Last Friday, two movies hit theaters that would forever change the history of Cinema: Oppenheimer, by Christopher Nolan, and Barbie, by Greta Gerwig.
The release of these two movies back-to-back has sparked a phenomenon called “Barbenheimer,” which refers to seeing both movies as a double feature. Some variants of this include dressing in all pink in honor of Barbie, while others will have viewers dress up in suits and fancy dresses to celebrate such a magnificent showing.
Releasing two major movies in the same weekend is usually avoided because of the concept of opportunity cost. This makes sense, as most people don’t want to spend the time and money seeing two separate movies at the theaters during the same weekend. While most studios will try to deliberately and delicately plan their releases to maximize the potential viewership of their blockbusters, some will even go as far to release movies at the same time as other studios’ major releases as a form of corporate warfare to diminish their opponent’s box office profits.
Though it’s generally true people tend to avoid seeing multiple movies over the course of a weekend, “Barbenheimer” seems to be an outlier to this trend. This could potentially be due to the concept of counterprogramming, which, in simplest terms, is releasing a film that doesn’t compete with the audience of another film released around the same time.
Barbie is a campy, fantasy comedy that satirically deconstructs both the Mattel doll upon which it’s based and the society in which we currently live, while Oppenheimer is a historical thriller based on one of the darkest scientific moments in human history, the creation and usage of the atomic bomb. With films as diametrically opposed in style and substance as these two, there’s no way there could be potential audience overlap… right?
That’s where conventional wisdom gets thrown out the window. I’m not sure who was the first to have the idea to make it a double feature. I’m not sure who coined the phrase “Barbenheimer.” And I’m not sure whose idea it was to make us all dress in pink for the occasion. That’s the beauty of the movies— all it took was two films from opposite extremes to share the same theatrical release date for them to subsequently become forever entwined.
Dressing in all pink to watch Oppenheimer, and then Barbie, is, in no uncertain terms, absurd.
Yet it was all the rage this past weekend across the globe, and especially here on the homefront at AMC Stony Brook Loews, as far as a friend group of 11 who partook are concerned:
“As for the viewing experience, the viewing order; seeing Oppenheimer first, then Barbie, was like enjoying a rich meal then a sugary dessert,” said local filmmaker Frank Hufnagel, 22, of Hauppauge.
The entire concept of Barbenheimer is absurd, which is what makes it fun.
I also had the privilege to see Barbenheimer this past Sunday, and I’m not exaggerating when I say it’s the greatest experience I’ve ever had going to the movies.
I went in that Sunday afternoon with tempered expectations.
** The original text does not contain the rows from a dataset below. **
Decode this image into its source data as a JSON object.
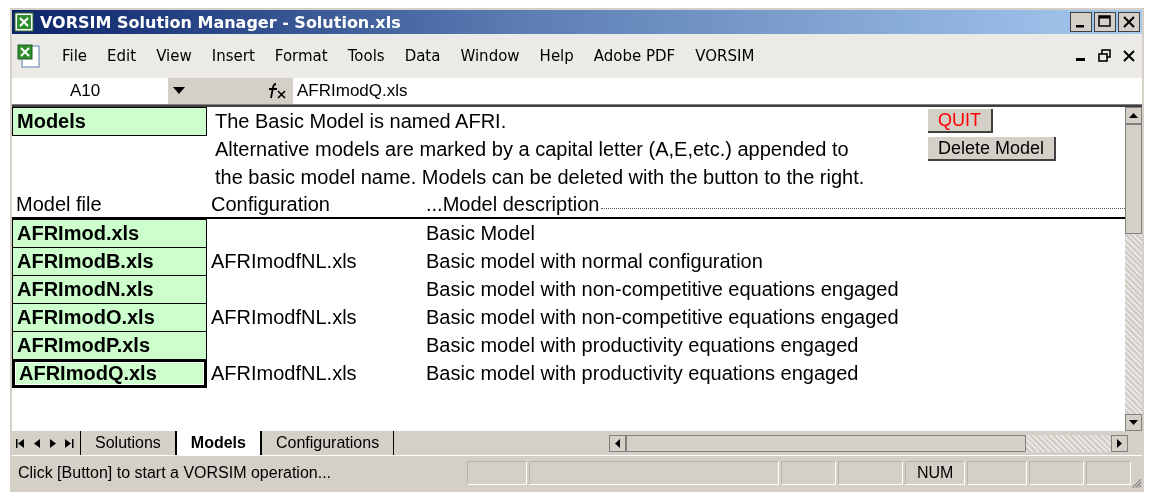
{
  "window": {
    "title": "VORSIM Solution Manager - Solution.xls"
  },
  "menu": [
    "File",
    "Edit",
    "View",
    "Insert",
    "Format",
    "Tools",
    "Data",
    "Window",
    "Help",
    "Adobe PDF",
    "VORSIM"
  ],
  "formula_bar": {
    "name_box": "A10",
    "formula": "AFRImodQ.xls"
  },
  "sheet": {
    "title": "Models",
    "notes": [
      "The Basic Model is named AFRI.",
      "Alternative models are marked by a capital letter (A,E,etc.) appended to",
      "the basic model name.  Models can be deleted with the button to the right."
    ],
    "buttons": [
      {
        "label": "QUIT",
        "kind": "alert"
      },
      {
        "label": "Delete Model",
        "kind": "normal"
      }
    ],
    "columns": [
      "Model file",
      "Configuration",
      "...Model description"
    ],
    "rows": [
      {
        "file": "AFRImod.xls",
        "configuration": "",
        "description": "Basic Model",
        "selected": false
      },
      {
        "file": "AFRImodB.xls",
        "configuration": "AFRImodfNL.xls",
        "description": "Basic model with normal configuration",
        "selected": false
      },
      {
        "file": "AFRImodN.xls",
        "configuration": "",
        "description": "Basic model with non-competitive equations engaged",
        "selected": false
      },
      {
        "file": "AFRImodO.xls",
        "configuration": "AFRImodfNL.xls",
        "description": "Basic model with non-competitive equations engaged",
        "selected": false
      },
      {
        "file": "AFRImodP.xls",
        "configuration": "",
        "description": "Basic model with productivity equations engaged",
        "selected": false
      },
      {
        "file": "AFRImodQ.xls",
        "configuration": "AFRImodfNL.xls",
        "description": "Basic model with productivity equations engaged",
        "selected": true
      }
    ]
  },
  "tabs": [
    {
      "label": "Solutions",
      "selected": false
    },
    {
      "label": "Models",
      "selected": true
    },
    {
      "label": "Configurations",
      "selected": false
    }
  ],
  "status_bar": {
    "message": "Click [Button] to start a VORSIM operation...",
    "indicator": "NUM"
  }
}
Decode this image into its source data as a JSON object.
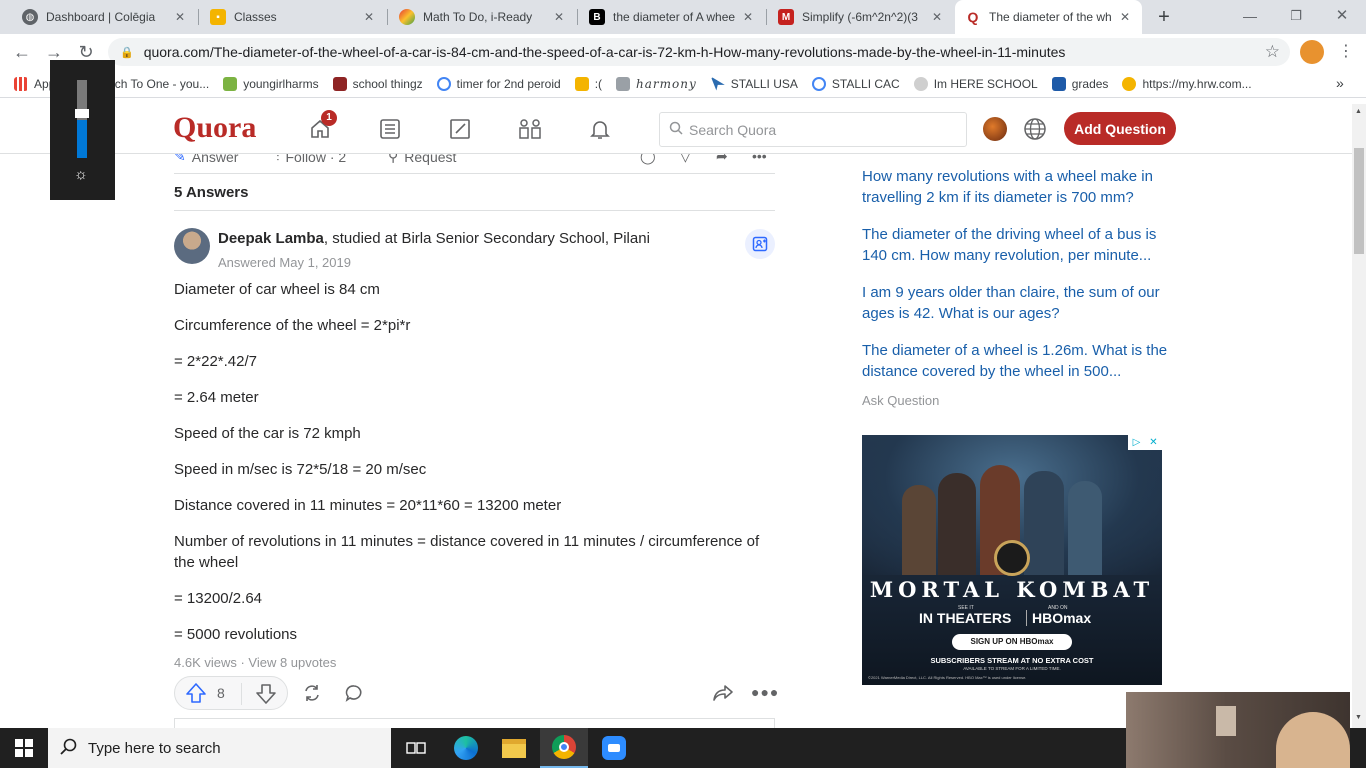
{
  "browser": {
    "tabs": [
      {
        "title": "Dashboard | Colēgia",
        "icon": "globe-icon",
        "color": "#5f6368"
      },
      {
        "title": "Classes",
        "icon": "classroom-icon",
        "color": "#f4b400"
      },
      {
        "title": "Math To Do, i-Ready",
        "icon": "iready-icon",
        "color": "#e53935"
      },
      {
        "title": "the diameter of A whee",
        "icon": "brainly-icon",
        "color": "#000000"
      },
      {
        "title": "Simplify (-6m^2n^2)(3",
        "icon": "gmail-icon",
        "color": "#c5221f"
      },
      {
        "title": "The diameter of the wh",
        "icon": "quora-icon",
        "color": "#b92b27"
      }
    ],
    "new_tab": "+",
    "url": "quora.com/The-diameter-of-the-wheel-of-a-car-is-84-cm-and-the-speed-of-a-car-is-72-km-h-How-many-revolutions-made-by-the-wheel-in-11-minutes",
    "bookmarks": [
      {
        "label": "Apps",
        "color": "#4285f4"
      },
      {
        "label": "Teach To One - you...",
        "color": "#00897b"
      },
      {
        "label": "youngirlharms",
        "color": "#7cb342"
      },
      {
        "label": "school thingz",
        "color": "#8e2424"
      },
      {
        "label": "timer for 2nd peroid",
        "color": "#4285f4"
      },
      {
        "label": ":(",
        "color": "#f4b400"
      },
      {
        "label": "harmony",
        "color": "#5f6368"
      },
      {
        "label": "STALLI USA",
        "color": "#2b6cb0"
      },
      {
        "label": "STALLI CAC",
        "color": "#4285f4"
      },
      {
        "label": "Im HERE SCHOOL",
        "color": "#cfcfcf"
      },
      {
        "label": "grades",
        "color": "#1e5aa8"
      },
      {
        "label": "https://my.hrw.com...",
        "color": "#f4b400"
      }
    ],
    "more_bookmarks": "»"
  },
  "quora": {
    "logo": "Quora",
    "notification_count": "1",
    "search_placeholder": "Search Quora",
    "add_question": "Add Question",
    "question_actions": {
      "answer": "Answer",
      "follow": "Follow · 2",
      "request": "Request"
    },
    "answer_count": "5 Answers",
    "answer": {
      "author": "Deepak Lamba",
      "credential": ", studied at Birla Senior Secondary School, Pilani",
      "date": "Answered May 1, 2019",
      "lines": [
        "Diameter of car wheel is 84 cm",
        "Circumference of the wheel = 2*pi*r",
        "= 2*22*.42/7",
        "= 2.64 meter",
        "Speed of the car is 72 kmph",
        "Speed in m/sec is 72*5/18 = 20 m/sec",
        "Distance covered in 11 minutes = 20*11*60 = 13200 meter",
        "Number of revolutions in 11 minutes = distance covered in 11 minutes / circumference of the wheel",
        "= 13200/2.64",
        "= 5000 revolutions"
      ],
      "stats": "4.6K views · View 8 upvotes",
      "upvotes": "8"
    },
    "related": [
      "How many revolutions with a wheel make in travelling 2 km if its diameter is 700 mm?",
      "The diameter of the driving wheel of a bus is 140 cm. How many revolution, per minute...",
      "I am 9 years older than claire, the sum of our ages is 42. What is our ages?",
      "The diameter of a wheel is 1.26m. What is the distance covered by the wheel in 500..."
    ],
    "ask_question": "Ask Question",
    "ad": {
      "title": "MORTAL KOMBAT",
      "see_it": "SEE IT",
      "and_on": "AND ON",
      "in_theaters": "IN THEATERS",
      "hbomax": "HBOmax",
      "signup": "SIGN UP ON HBOmax",
      "subscribers": "SUBSCRIBERS STREAM AT NO EXTRA COST",
      "available": "AVAILABLE TO STREAM FOR A LIMITED TIME.",
      "legal": "©2021 WarnerMedia Direct, LLC. All Rights Reserved. HBO Max™ is used under license."
    }
  },
  "taskbar": {
    "search_placeholder": "Type here to search"
  }
}
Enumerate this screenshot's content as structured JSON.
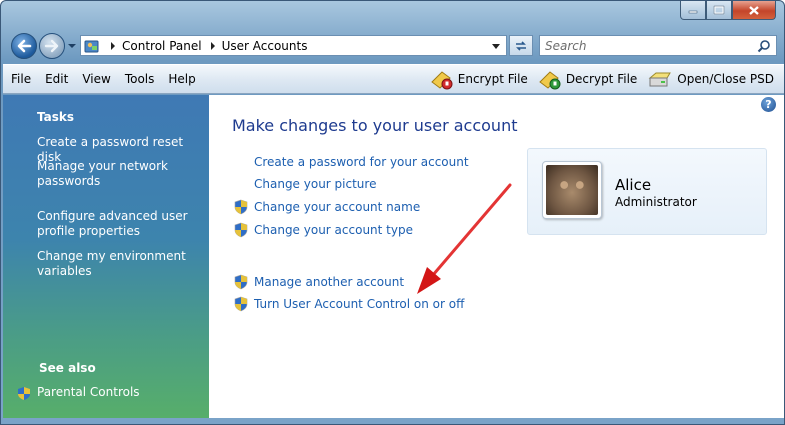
{
  "window": {
    "controls": [
      "minimize-icon",
      "maximize-icon",
      "close-icon"
    ]
  },
  "address_bar": {
    "breadcrumbs": [
      "Control Panel",
      "User Accounts"
    ]
  },
  "search": {
    "placeholder": "Search"
  },
  "menu": {
    "items": [
      "File",
      "Edit",
      "View",
      "Tools",
      "Help"
    ]
  },
  "toolbar": {
    "encrypt_label": "Encrypt File",
    "decrypt_label": "Decrypt File",
    "openclose_label": "Open/Close PSD"
  },
  "sidebar": {
    "tasks_header": "Tasks",
    "tasks": [
      "Create a password reset disk",
      "Manage your network passwords",
      "Configure advanced user profile properties",
      "Change my environment variables"
    ],
    "see_also_header": "See also",
    "see_also": [
      "Parental Controls"
    ]
  },
  "main": {
    "title": "Make changes to your user account",
    "actions": [
      "Create a password for your account",
      "Change your picture",
      "Change your account name",
      "Change your account type",
      "Manage another account",
      "Turn User Account Control on or off"
    ]
  },
  "user": {
    "name": "Alice",
    "role": "Administrator"
  },
  "colors": {
    "link": "#1d5fb0",
    "title": "#1e3b8f",
    "annotation_arrow": "#e01b1b"
  }
}
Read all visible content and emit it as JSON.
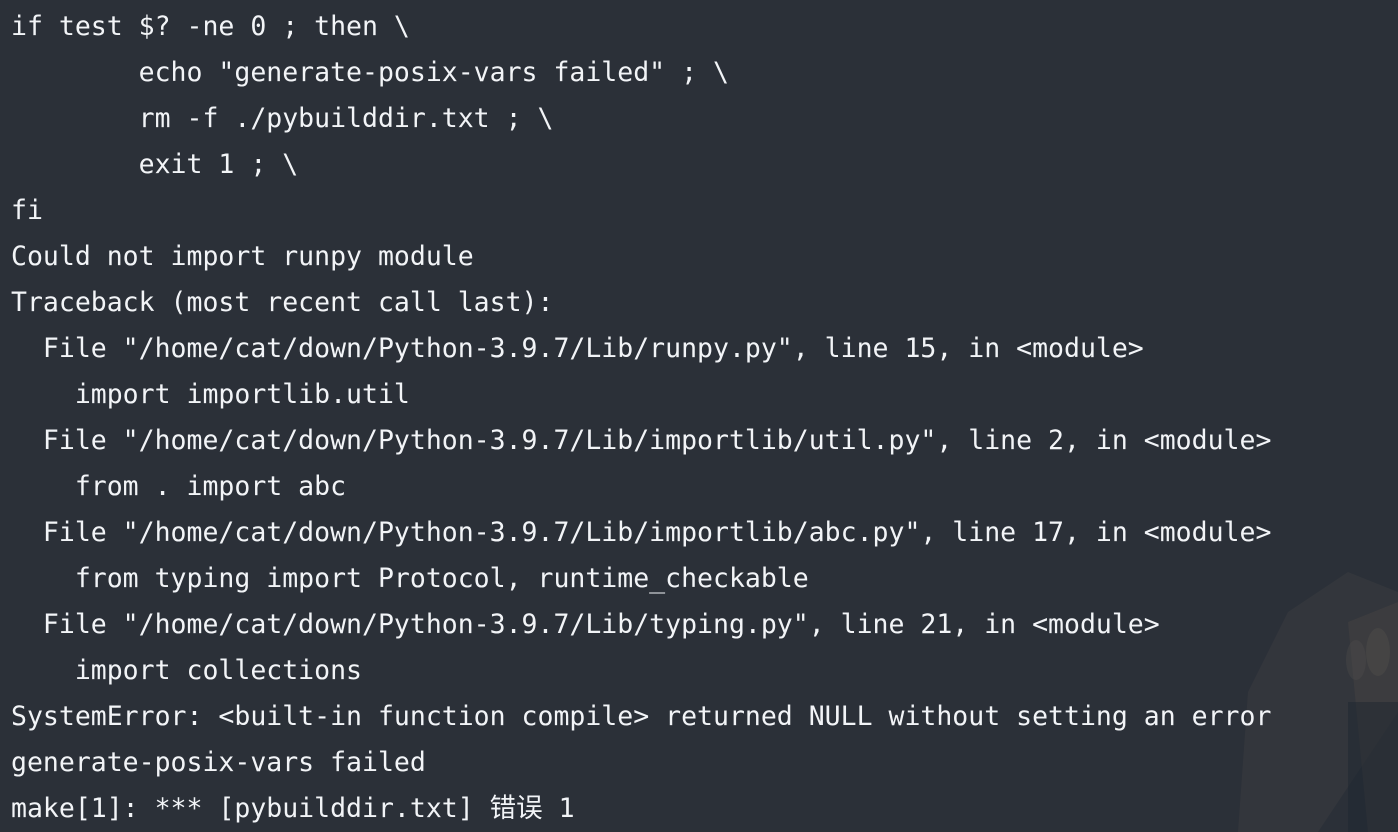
{
  "terminal": {
    "lines": [
      "if test $? -ne 0 ; then \\",
      "        echo \"generate-posix-vars failed\" ; \\",
      "        rm -f ./pybuilddir.txt ; \\",
      "        exit 1 ; \\",
      "fi",
      "Could not import runpy module",
      "Traceback (most recent call last):",
      "  File \"/home/cat/down/Python-3.9.7/Lib/runpy.py\", line 15, in <module>",
      "    import importlib.util",
      "  File \"/home/cat/down/Python-3.9.7/Lib/importlib/util.py\", line 2, in <module>",
      "    from . import abc",
      "  File \"/home/cat/down/Python-3.9.7/Lib/importlib/abc.py\", line 17, in <module>",
      "    from typing import Protocol, runtime_checkable",
      "  File \"/home/cat/down/Python-3.9.7/Lib/typing.py\", line 21, in <module>",
      "    import collections",
      "SystemError: <built-in function compile> returned NULL without setting an error",
      "generate-posix-vars failed",
      "make[1]: *** [pybuilddir.txt] 错误 1"
    ]
  },
  "colors": {
    "background": "#2b3038",
    "text": "#f2f4f7"
  }
}
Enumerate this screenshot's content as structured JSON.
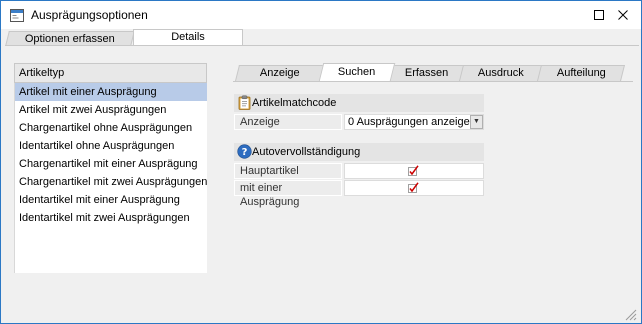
{
  "window": {
    "title": "Ausprägungsoptionen",
    "maximize_icon": "square-icon",
    "close_icon": "close-icon"
  },
  "outer_tabs": [
    {
      "label": "Optionen erfassen",
      "active": false
    },
    {
      "label": "Details",
      "active": true
    }
  ],
  "artikeltyp": {
    "header": "Artikeltyp",
    "items": [
      {
        "label": "Artikel mit einer Ausprägung",
        "selected": true
      },
      {
        "label": "Artikel mit zwei Ausprägungen",
        "selected": false
      },
      {
        "label": "Chargenartikel ohne Ausprägungen",
        "selected": false
      },
      {
        "label": "Identartikel ohne Ausprägungen",
        "selected": false
      },
      {
        "label": "Chargenartikel mit einer Ausprägung",
        "selected": false
      },
      {
        "label": "Chargenartikel mit zwei Ausprägungen",
        "selected": false
      },
      {
        "label": "Identartikel mit einer Ausprägung",
        "selected": false
      },
      {
        "label": "Identartikel mit zwei Ausprägungen",
        "selected": false
      }
    ]
  },
  "inner_tabs": [
    {
      "label": "Anzeige",
      "active": false
    },
    {
      "label": "Suchen",
      "active": true
    },
    {
      "label": "Erfassen",
      "active": false
    },
    {
      "label": "Ausdruck",
      "active": false
    },
    {
      "label": "Aufteilung",
      "active": false
    }
  ],
  "artikelmatchcode": {
    "header": "Artikelmatchcode",
    "icon": "clipboard-icon",
    "rows": [
      {
        "label": "Anzeige",
        "value": "0 Ausprägungen anzeigen"
      }
    ]
  },
  "autovervollstaendigung": {
    "header": "Autovervollständigung",
    "icon": "help-icon",
    "rows": [
      {
        "label": "Hauptartikel",
        "checked": true
      },
      {
        "label": "mit einer Ausprägung",
        "checked": true
      }
    ]
  },
  "colors": {
    "window_border": "#2b78c5",
    "selection": "#b8cbe8",
    "check": "#cc0000"
  }
}
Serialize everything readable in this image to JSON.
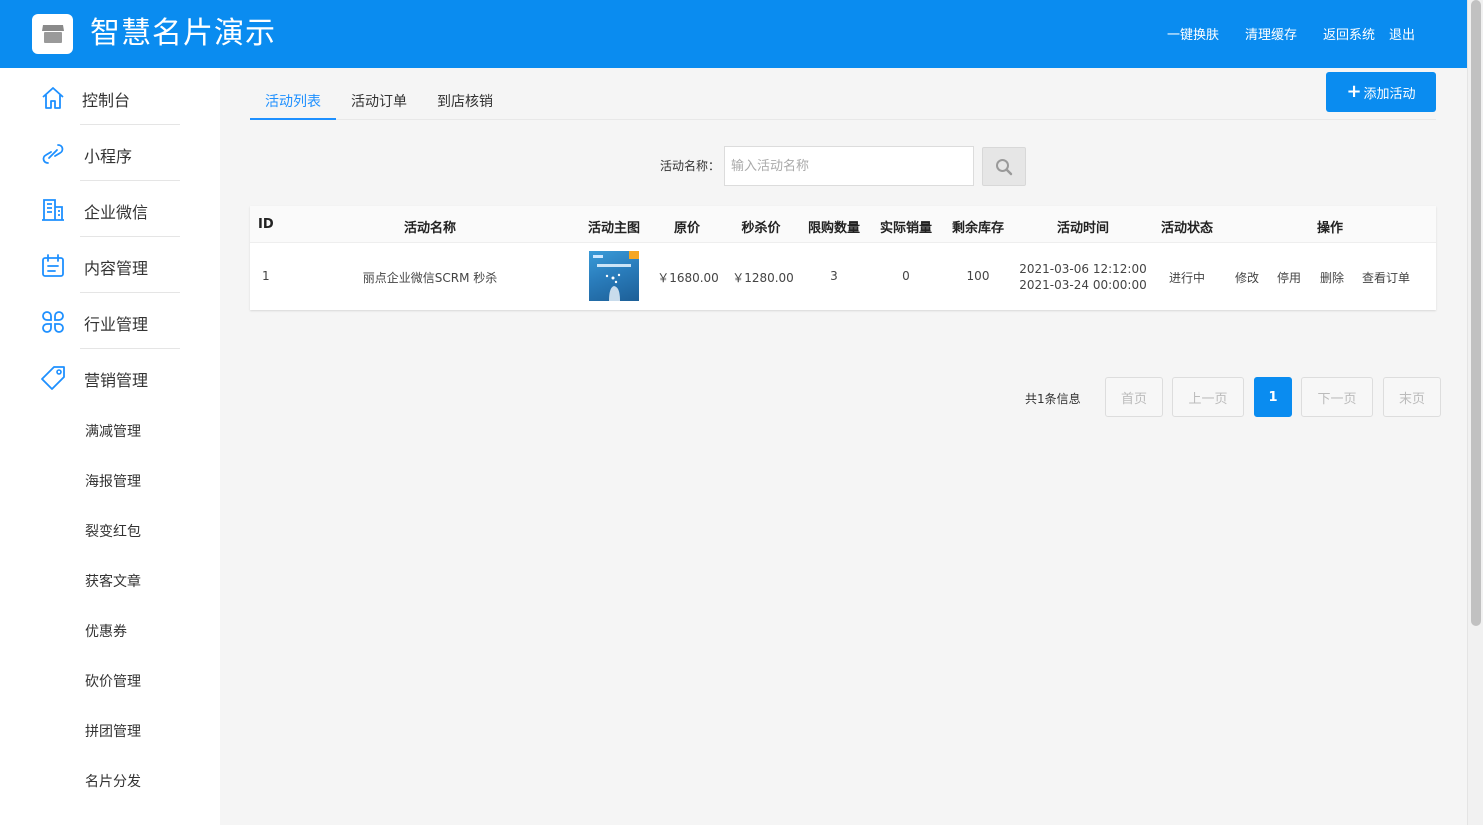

I expected to enjoy Oppenheimer, but I wasn’t expecting Barbie to be that enjoyable for someone like me. I was correct in my assumptions that I would enjoy Oppenheimer. “Enjoy” might even be an understatement, since I believe Oppenheimer to be the best film I’ve seen in theaters since Quentin Tarantino’s Once Upon a Time in Hollywood (2019). I was absolutely wrong on Barbie, though. Barbie was fantastic. The writing, the acting, the directing, it all blew me away. There were countless times that I had to catch my breath due to how hard I was laughing at certain parts.
I would be lying if I said that Ryan Gosling’s rendition of his now-deservedly viral musical number “I’m Just Ken” isn’t stuck in my head right now as I’m writing this.
I’m not the only one to have enjoyed both Oppenheimer and Barbie; the films garnered a 94% and 90% respectively on Rotten Tomatoes. With Barbie earning over $400 million, and Oppenheimer earning over $200 million in just their opening weekend, it seems that moviegoers far and wide are all about the hype train– with a good bulk of them seeing both in the same weekend, or the same day…
Is calling Barbenheimer the “Cinematic Event of the Century” a bit hyperbolic? Maybe. Nonetheless, Barbenheimer is a must-see for anyone who just likes to go out to the movies, whether you’re dressed in pink or not. But what do I know? I’m just Tom.